Earlier this year Daniel Ricciardo generated controversy and had to apologize after brutally criticizing the habit of F1 to put too much emphasis on crashes, on their social media. His team principal, Andreas Seidl, backed him, admitting he partially agrees with him.
At the beginning of the season, Ricciardo could not hide his extreme disappointment with the way Formula 1 was managing its communication on social media. The Australian pointed out the fact that he does not find it normal to upload “Top 10 crashes” videos on social media or to keep replaying the footage of Grosjean’s crash on live TV at the 2020 Bahrain Grand Prix.
After using rough language towards Formula One, the 31-year-old was asked to apologize for his behavior. Nonetheless, even if he apologized for the words he employed to describe his point, Ricciardo refused to go back on his words.
A few weeks after this controversy, Seidl backed his newest recruit, admitting he had a similar opinion concerning the way Formula 1 chose to highlight the sport on social media. The German thinks there are way better things to exploit than the danger of the sport.
However, he qualified his remarks, giving credits to the good impact social media communication has had on the sport in the past years.
“From our point of view, F1’s social media team has done and is still doing an excellent job of promoting our sport,” Seidl said.
“Our sport is one of the most exciting ones in the world, with plenty of interesting stories on and off track. While I would say the danger may be a part of the appeal to some fans, I agree with Daniel that there’s a bigger and more positive story to be told about the sport: which F1 is also doing.”

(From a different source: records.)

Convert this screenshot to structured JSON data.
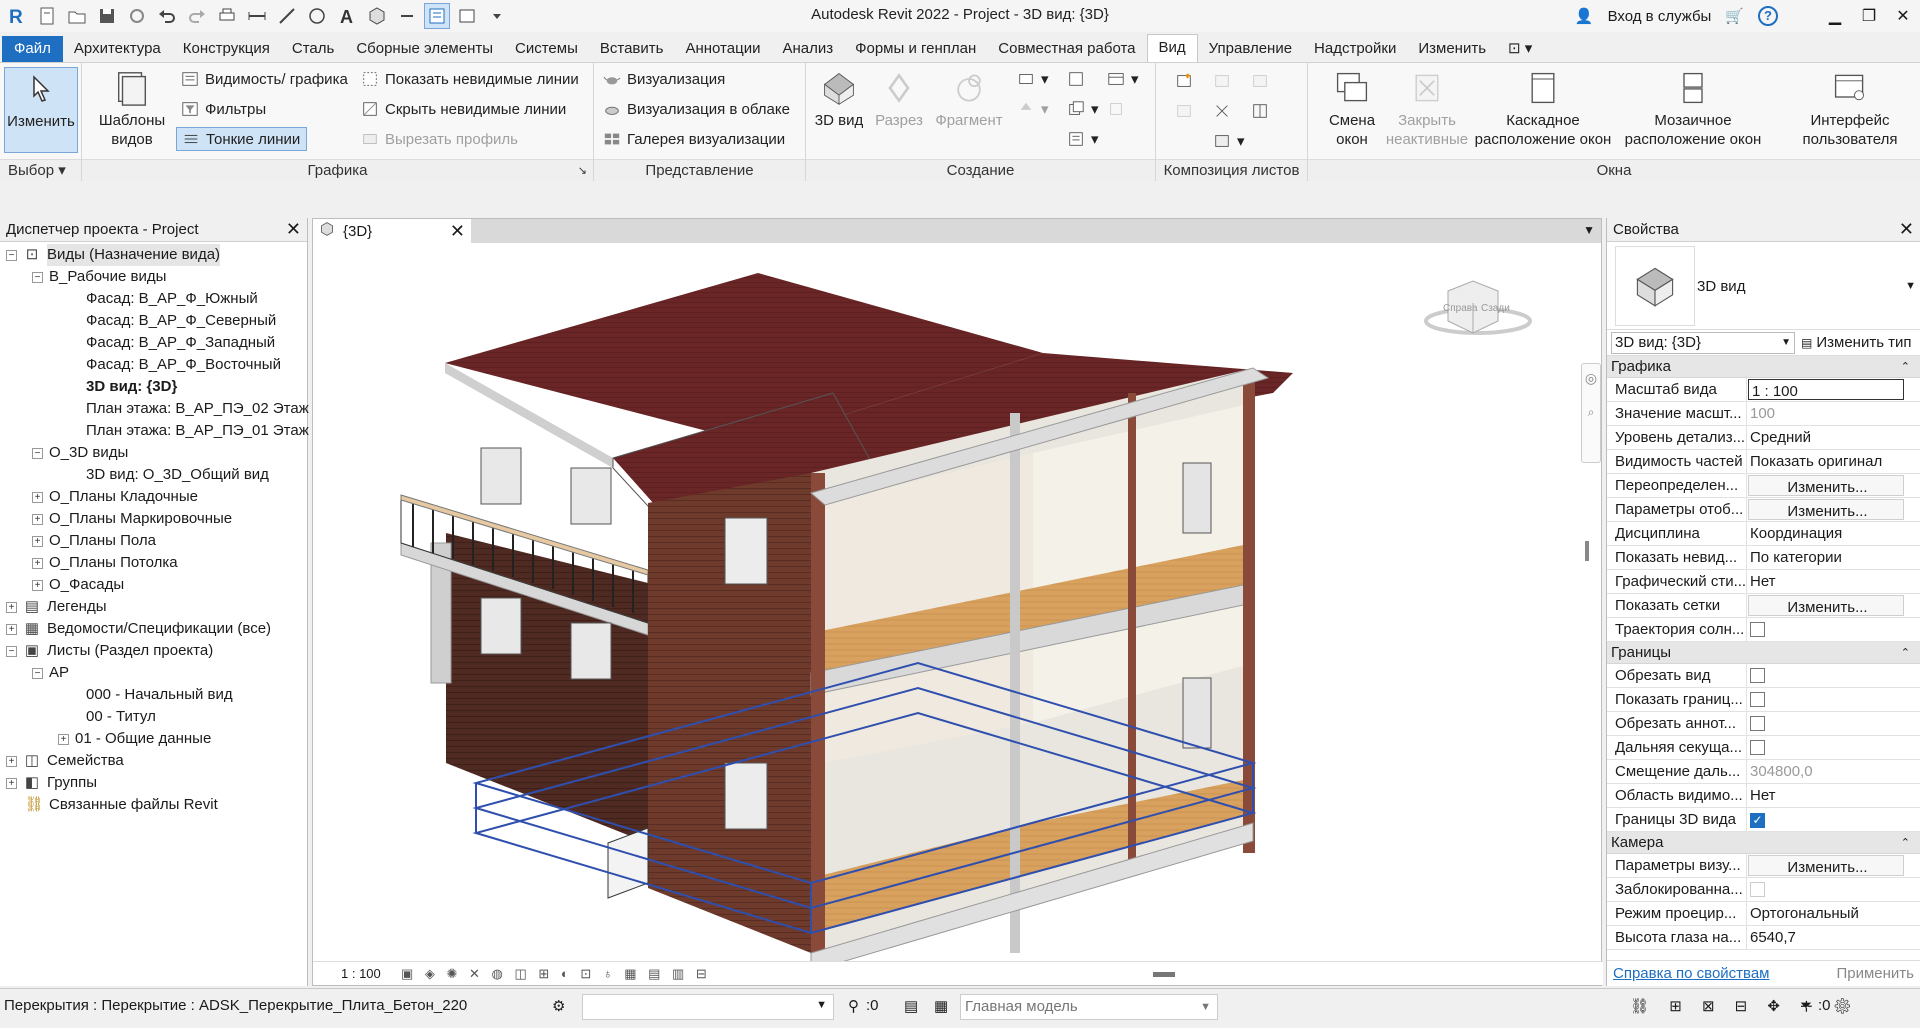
{
  "window": {
    "title": "Autodesk Revit 2022 - Project - 3D вид: {3D}",
    "signin": "Вход в службы",
    "minimize": "▁",
    "restore": "❐",
    "close": "✕"
  },
  "menu": {
    "tabs": [
      "Файл",
      "Архитектура",
      "Конструкция",
      "Сталь",
      "Сборные элементы",
      "Системы",
      "Вставить",
      "Аннотации",
      "Анализ",
      "Формы и генплан",
      "Совместная работа",
      "Вид",
      "Управление",
      "Надстройки",
      "Изменить"
    ],
    "active": "Вид"
  },
  "ribbon": {
    "select_panel": {
      "label": "Выбор",
      "modify": "Изменить"
    },
    "graphics_panel": {
      "label": "Графика",
      "templates": "Шаблоны видов",
      "visibility": "Видимость/ графика",
      "filters": "Фильтры",
      "thin_lines": "Тонкие линии",
      "show_hidden": "Показать невидимые линии",
      "remove_hidden": "Скрыть невидимые линии",
      "cut_profile": "Вырезать профиль"
    },
    "presentation_panel": {
      "label": "Представление",
      "render": "Визуализация",
      "render_cloud": "Визуализация  в облаке",
      "render_gallery": "Галерея  визуализации"
    },
    "create_panel": {
      "label": "Создание",
      "view3d": "3D вид",
      "section": "Разрез",
      "callout": "Фрагмент"
    },
    "sheet_panel": {
      "label": "Композиция листов"
    },
    "window_panel": {
      "label": "Окна",
      "switch": "Смена окон",
      "close_inactive": "Закрыть неактивные",
      "cascade": "Каскадное расположение окон",
      "tile": "Мозаичное расположение окон",
      "ui": "Интерфейс пользователя"
    }
  },
  "project_browser": {
    "title": "Диспетчер проекта - Project",
    "items": [
      {
        "label": "Виды (Назначение вида)",
        "level": 0,
        "exp": "−",
        "icon": "views-icon",
        "selected": true
      },
      {
        "label": "В_Рабочие виды",
        "level": 1,
        "exp": "−"
      },
      {
        "label": "Фасад: В_АР_Ф_Южный",
        "level": 2
      },
      {
        "label": "Фасад: В_АР_Ф_Северный",
        "level": 2
      },
      {
        "label": "Фасад: В_АР_Ф_Западный",
        "level": 2
      },
      {
        "label": "Фасад: В_АР_Ф_Восточный",
        "level": 2
      },
      {
        "label": "3D вид: {3D}",
        "level": 2,
        "bold": true
      },
      {
        "label": "План этажа: В_АР_ПЭ_02 Этаж",
        "level": 2
      },
      {
        "label": "План этажа: В_АР_ПЭ_01 Этаж",
        "level": 2
      },
      {
        "label": "О_3D виды",
        "level": 1,
        "exp": "−"
      },
      {
        "label": "3D вид: О_3D_Общий вид",
        "level": 2
      },
      {
        "label": "О_Планы Кладочные",
        "level": 1,
        "exp": "+"
      },
      {
        "label": "О_Планы Маркировочные",
        "level": 1,
        "exp": "+"
      },
      {
        "label": "О_Планы Пола",
        "level": 1,
        "exp": "+"
      },
      {
        "label": "О_Планы Потолка",
        "level": 1,
        "exp": "+"
      },
      {
        "label": "О_Фасады",
        "level": 1,
        "exp": "+"
      },
      {
        "label": "Легенды",
        "level": 0,
        "exp": "+",
        "icon": "legend-icon"
      },
      {
        "label": "Ведомости/Спецификации (все)",
        "level": 0,
        "exp": "+",
        "icon": "schedule-icon"
      },
      {
        "label": "Листы (Раздел проекта)",
        "level": 0,
        "exp": "−",
        "icon": "sheets-icon"
      },
      {
        "label": "АР",
        "level": 1,
        "exp": "−"
      },
      {
        "label": "000 - Начальный вид",
        "level": 2
      },
      {
        "label": "00 - Титул",
        "level": 2
      },
      {
        "label": "01 - Общие данные",
        "level": 2,
        "exp": "+"
      },
      {
        "label": "Семейства",
        "level": 0,
        "exp": "+",
        "icon": "families-icon"
      },
      {
        "label": "Группы",
        "level": 0,
        "exp": "+",
        "icon": "groups-icon"
      },
      {
        "label": "Связанные файлы Revit",
        "level": 0,
        "icon": "links-icon"
      }
    ]
  },
  "view": {
    "tab_label": "{3D}",
    "scale": "1 : 100",
    "viewcube_right": "Справа",
    "viewcube_back": "Сзади"
  },
  "properties": {
    "title": "Свойства",
    "type_name": "3D вид",
    "type_selector": "3D вид: {3D}",
    "edit_type": "Изменить тип",
    "groups": [
      {
        "name": "Графика",
        "rows": [
          {
            "name": "Масштаб вида",
            "value": "1 : 100",
            "kind": "input"
          },
          {
            "name": "Значение масшт...",
            "value": "100",
            "kind": "gray"
          },
          {
            "name": "Уровень детализ...",
            "value": "Средний"
          },
          {
            "name": "Видимость частей",
            "value": "Показать оригинал"
          },
          {
            "name": "Переопределен...",
            "value": "Изменить...",
            "kind": "btn"
          },
          {
            "name": "Параметры отоб...",
            "value": "Изменить...",
            "kind": "btn"
          },
          {
            "name": "Дисциплина",
            "value": "Координация"
          },
          {
            "name": "Показать невид...",
            "value": "По категории"
          },
          {
            "name": "Графический сти...",
            "value": "Нет"
          },
          {
            "name": "Показать сетки",
            "value": "Изменить...",
            "kind": "btn"
          },
          {
            "name": "Траектория солн...",
            "value": "",
            "kind": "check"
          }
        ]
      },
      {
        "name": "Границы",
        "rows": [
          {
            "name": "Обрезать вид",
            "value": "",
            "kind": "check"
          },
          {
            "name": "Показать границ...",
            "value": "",
            "kind": "check"
          },
          {
            "name": "Обрезать аннот...",
            "value": "",
            "kind": "check"
          },
          {
            "name": "Дальняя секуща...",
            "value": "",
            "kind": "check"
          },
          {
            "name": "Смещение даль...",
            "value": "304800,0",
            "kind": "gray"
          },
          {
            "name": "Область видимо...",
            "value": "Нет"
          },
          {
            "name": "Границы 3D вида",
            "value": "✓",
            "kind": "checkon"
          }
        ]
      },
      {
        "name": "Камера",
        "rows": [
          {
            "name": "Параметры визу...",
            "value": "Изменить...",
            "kind": "btn"
          },
          {
            "name": "Заблокированна...",
            "value": "",
            "kind": "checkgray"
          },
          {
            "name": "Режим проецир...",
            "value": "Ортогональный"
          },
          {
            "name": "Высота глаза на...",
            "value": "6540,7"
          }
        ]
      }
    ],
    "help_link": "Справка по свойствам",
    "apply": "Применить"
  },
  "statusbar": {
    "message": "Перекрытия : Перекрытие : ADSK_Перекрытие_Плита_Бетон_220",
    "zero1": ":0",
    "model": "Главная модель",
    "zero2": ":0"
  }
}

“Think if you look at the numbers also, they have delivered rapid growth in the engagement in recent years. Also, managing to connect the sport to a lot of new audiences.”
“But I also think it was clear in his statement in the press conference, he simply didn’t use the right language,” he added, talking about Ricciardo’s post-race press conference, after the Imola Grand Prix.